Educators, particularly teachers, are so caught up in our work during the day and our families at night that we often fail to see the vital connection and influence politics have on the work we do. If we could just get greater numbers of ourselves to pay attention, voice an opinion to our representatives and vote, we would not have to fight even our own leadership.
I am so grateful that the few South Carolinians who made it to the primary election polls have presented us with two solid candidates for the state superintendent’s position from among a field of so many with dubious experience and goals.
In the meantime, the State Department of Education’s effort to rewrite our education standards without at least looking at the Common Core is taking a step backward and certainly not what the Legislature required per my reading of the law. We have written curriculum, trained teachers and are seeing the results already: students more highly engaged in their learning and realizing the relevance and rigor of the exercise. Results continue their upward trend, as well. Quite a few veteran teachers have told me this is what we should have been doing all along.
Never miss a local story.
Has anyone ever noticed that the attacks on the state standards were based primarily on “federal intrusion” (which is also subject to debate) rather than on the standards themselves? I agree that they are not perfect and that there is too much reliance on testing, but our teachers and students have been challenged by the increased rigor and expectations. What a shame to not even allow a copy to be in the room while our state standards are being revised/rewritten.
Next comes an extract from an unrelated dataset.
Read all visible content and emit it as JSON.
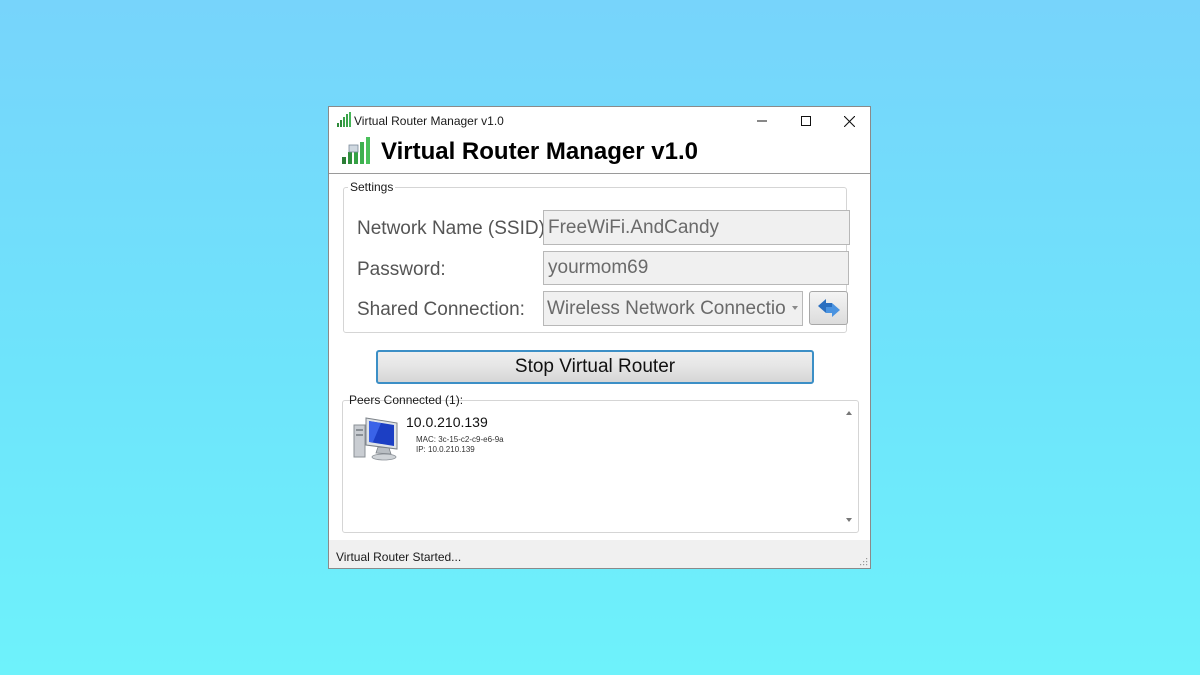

I appreciate Ms. Scoppe’s willingness not to be swayed by popular opinion or the loudest voices. We need media who are honest enough to admit a mistake and who will take the time to truly research a topic before publicly offering their thoughts.
Spartanburg School District Two